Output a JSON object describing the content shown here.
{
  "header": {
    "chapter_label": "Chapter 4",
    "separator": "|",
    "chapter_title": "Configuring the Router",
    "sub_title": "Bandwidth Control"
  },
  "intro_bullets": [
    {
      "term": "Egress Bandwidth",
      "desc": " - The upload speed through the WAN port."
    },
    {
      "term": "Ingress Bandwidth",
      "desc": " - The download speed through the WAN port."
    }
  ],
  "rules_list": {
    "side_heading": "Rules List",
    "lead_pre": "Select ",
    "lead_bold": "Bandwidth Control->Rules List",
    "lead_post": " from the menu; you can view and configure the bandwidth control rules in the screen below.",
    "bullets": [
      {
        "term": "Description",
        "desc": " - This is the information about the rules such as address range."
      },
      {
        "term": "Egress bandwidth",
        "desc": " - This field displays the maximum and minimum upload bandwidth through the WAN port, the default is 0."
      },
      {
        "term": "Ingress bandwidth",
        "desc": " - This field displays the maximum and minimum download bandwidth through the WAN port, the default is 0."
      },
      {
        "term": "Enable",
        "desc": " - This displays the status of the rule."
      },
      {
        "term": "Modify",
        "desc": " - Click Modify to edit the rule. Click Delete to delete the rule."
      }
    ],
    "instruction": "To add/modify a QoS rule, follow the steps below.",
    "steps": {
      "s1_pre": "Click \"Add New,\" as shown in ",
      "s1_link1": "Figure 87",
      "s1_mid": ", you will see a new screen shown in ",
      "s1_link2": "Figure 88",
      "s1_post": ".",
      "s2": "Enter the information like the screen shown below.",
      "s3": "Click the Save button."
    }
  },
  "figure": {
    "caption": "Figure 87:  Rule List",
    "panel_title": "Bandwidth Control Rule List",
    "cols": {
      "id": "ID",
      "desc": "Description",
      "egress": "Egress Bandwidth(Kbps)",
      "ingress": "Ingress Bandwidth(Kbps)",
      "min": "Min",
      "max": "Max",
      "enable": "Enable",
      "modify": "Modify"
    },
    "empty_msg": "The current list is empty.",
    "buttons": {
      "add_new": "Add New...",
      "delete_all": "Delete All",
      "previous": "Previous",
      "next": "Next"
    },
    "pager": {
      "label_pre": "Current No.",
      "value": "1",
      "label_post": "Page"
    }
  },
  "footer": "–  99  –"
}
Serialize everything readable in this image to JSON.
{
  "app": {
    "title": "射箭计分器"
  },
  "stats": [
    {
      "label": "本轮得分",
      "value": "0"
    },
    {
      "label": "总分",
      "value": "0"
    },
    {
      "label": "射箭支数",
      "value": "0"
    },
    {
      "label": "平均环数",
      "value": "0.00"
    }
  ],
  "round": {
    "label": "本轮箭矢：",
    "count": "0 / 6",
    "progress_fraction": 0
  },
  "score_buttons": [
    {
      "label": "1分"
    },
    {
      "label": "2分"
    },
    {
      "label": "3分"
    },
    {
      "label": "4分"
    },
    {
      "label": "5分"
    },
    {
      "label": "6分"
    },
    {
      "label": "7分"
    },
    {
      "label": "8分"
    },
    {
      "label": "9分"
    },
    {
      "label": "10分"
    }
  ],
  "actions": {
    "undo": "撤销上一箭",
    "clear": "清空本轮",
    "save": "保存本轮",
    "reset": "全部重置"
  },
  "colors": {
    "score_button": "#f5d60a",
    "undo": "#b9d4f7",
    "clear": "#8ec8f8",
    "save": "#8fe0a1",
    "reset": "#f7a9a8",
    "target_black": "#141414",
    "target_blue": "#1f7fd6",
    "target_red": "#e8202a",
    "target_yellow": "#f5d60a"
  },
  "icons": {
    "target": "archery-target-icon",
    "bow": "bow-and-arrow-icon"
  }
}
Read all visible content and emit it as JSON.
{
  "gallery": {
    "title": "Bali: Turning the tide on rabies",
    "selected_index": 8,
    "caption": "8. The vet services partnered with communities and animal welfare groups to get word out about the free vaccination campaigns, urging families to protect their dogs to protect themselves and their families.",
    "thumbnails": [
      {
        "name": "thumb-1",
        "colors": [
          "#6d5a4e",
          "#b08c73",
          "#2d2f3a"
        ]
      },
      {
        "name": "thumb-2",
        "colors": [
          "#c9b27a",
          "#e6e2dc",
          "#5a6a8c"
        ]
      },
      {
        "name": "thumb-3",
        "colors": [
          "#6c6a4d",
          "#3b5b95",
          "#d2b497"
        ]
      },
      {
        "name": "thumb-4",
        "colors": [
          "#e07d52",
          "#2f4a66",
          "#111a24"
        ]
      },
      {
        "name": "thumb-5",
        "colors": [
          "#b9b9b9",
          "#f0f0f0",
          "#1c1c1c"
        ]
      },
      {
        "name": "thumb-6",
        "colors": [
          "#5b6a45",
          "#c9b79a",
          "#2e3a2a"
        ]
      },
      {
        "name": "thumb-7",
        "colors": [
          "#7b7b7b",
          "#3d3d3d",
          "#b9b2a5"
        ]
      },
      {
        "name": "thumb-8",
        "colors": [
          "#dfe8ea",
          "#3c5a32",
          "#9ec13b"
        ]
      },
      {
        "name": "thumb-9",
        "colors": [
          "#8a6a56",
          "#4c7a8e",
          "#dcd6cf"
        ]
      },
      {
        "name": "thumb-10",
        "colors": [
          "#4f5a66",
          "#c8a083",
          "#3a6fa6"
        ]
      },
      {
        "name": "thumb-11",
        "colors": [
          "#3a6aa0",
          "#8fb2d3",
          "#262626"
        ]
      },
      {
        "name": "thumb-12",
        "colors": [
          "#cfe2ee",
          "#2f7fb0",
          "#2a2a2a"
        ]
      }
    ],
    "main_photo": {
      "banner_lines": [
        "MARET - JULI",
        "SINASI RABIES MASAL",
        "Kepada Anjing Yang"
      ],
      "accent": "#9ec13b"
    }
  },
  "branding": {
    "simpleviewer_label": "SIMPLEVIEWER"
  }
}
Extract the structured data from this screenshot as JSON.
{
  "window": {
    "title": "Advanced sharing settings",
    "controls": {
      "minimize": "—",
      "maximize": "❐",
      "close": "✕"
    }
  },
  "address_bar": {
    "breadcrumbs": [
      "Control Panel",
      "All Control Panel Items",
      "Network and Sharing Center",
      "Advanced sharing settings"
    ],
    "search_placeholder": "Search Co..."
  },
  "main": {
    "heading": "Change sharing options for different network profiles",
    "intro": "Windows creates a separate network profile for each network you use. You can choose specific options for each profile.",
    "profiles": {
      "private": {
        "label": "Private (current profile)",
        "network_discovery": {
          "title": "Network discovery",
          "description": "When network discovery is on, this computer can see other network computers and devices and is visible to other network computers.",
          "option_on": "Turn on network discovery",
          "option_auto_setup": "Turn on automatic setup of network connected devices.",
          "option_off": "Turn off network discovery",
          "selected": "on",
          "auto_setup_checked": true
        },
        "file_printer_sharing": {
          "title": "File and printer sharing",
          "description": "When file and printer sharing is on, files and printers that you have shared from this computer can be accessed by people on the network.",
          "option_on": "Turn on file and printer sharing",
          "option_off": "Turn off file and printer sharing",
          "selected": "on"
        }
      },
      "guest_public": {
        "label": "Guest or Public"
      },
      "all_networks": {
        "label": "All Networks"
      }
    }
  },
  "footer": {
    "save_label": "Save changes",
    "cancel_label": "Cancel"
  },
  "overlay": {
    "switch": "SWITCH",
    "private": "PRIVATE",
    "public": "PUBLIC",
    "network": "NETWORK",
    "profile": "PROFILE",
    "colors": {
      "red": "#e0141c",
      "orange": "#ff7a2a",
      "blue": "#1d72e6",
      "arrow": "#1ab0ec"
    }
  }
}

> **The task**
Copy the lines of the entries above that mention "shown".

> **Expected answer**
Output a JSON object describing the content shown here.
      "s1_pre": "Click \"Add New,\" as shown in ",
      "s1_mid": ", you will see a new screen shown in ",
      "s2": "Enter the information like the screen shown below.",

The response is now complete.